Last year, Melissa Silverstein, a co-founder of the Athena Film Festival and editor of the Women and Hollywood blog (which lives at Indiewire), wrote about a report from the Center for the Study of Women in Television and Film, which found that women accounted for 33% of the characters, but only 11% of the leading characters in the top 100 films of 2011.
Inspired by The Black List, which recognizes Hollywood’s best unproduced screenplays, Silverstein decided to do something to help draw attention to screenplays which feature female characters. Silverstein and the organizers of the Athena Film Festival have created The Athena List, which will highlight 3-5 screenplays featuring strong female protagonists. The inaugural honorees will be recognized at the upcoming Athena Film Festival, which runs from February 6-9 in New York City.
“If you follow Hollywood, you know the Black List and you know how it
has become important in itself, being on this list,” Silverstein told Time.com, which first announced the screenplays that made the inaugural Athena List. “There seems to be a need out there to have a
conversation about this lack. Hopefully it will spur people to think
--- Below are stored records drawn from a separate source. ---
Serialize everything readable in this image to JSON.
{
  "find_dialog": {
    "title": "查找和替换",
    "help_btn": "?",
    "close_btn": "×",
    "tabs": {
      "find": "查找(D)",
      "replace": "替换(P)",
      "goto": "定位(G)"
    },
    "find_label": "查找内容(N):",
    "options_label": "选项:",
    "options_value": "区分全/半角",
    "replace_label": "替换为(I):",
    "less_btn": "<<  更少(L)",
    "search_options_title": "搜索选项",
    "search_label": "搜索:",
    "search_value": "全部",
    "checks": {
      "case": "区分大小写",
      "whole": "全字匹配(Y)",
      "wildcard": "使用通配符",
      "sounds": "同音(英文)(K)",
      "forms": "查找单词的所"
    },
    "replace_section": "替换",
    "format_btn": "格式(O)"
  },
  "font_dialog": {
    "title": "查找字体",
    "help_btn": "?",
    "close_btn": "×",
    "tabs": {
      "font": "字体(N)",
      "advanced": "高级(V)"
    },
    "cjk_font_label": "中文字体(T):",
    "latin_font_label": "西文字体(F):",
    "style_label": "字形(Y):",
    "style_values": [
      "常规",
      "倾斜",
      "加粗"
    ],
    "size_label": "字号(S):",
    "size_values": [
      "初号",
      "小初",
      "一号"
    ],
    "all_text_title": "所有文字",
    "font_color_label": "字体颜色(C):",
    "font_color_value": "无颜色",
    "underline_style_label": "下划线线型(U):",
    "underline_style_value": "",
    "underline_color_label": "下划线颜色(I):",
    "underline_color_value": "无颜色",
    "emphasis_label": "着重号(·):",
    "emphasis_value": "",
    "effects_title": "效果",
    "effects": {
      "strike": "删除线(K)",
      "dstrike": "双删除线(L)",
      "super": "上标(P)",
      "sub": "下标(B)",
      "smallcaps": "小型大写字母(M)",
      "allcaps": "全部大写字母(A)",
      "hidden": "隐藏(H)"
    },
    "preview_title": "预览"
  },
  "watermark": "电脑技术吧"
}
that you can make a movie about a woman running for office as easily as
you can about a man running for office. You can make a movie about a
woman musician as well as you can make a movie about a man musician. A
lot of the time, people get stuck in what they’re comfortable with. Our
objective with the Athena List is to make people pay attention for a
The screenplays recognized by The Athena List are:
On the Basis of Sex, by Daniel Stiepleman: The story of
Ruth Bader Ginsburg’s early years.
The Good Years, by Rachel Feldman and Adam Price: The
story of Lilly Ledbetter’s life before she became famous for the
equal-pay act that bears her name.
The Sky’s the Limit: The Story of the Mercury 13, by Maria Burton, Gabrielle Burton, Ursula Burton and Jennifer Burton: A
script, by four sisters, about the female astronauts who were prepared
to go into space in NASA’s early days but then kept earthbound due to
Audrey’s Run, by Emily Abt: The script tells the fictional tale of a contemporary African-American woman running for mayor of Boston.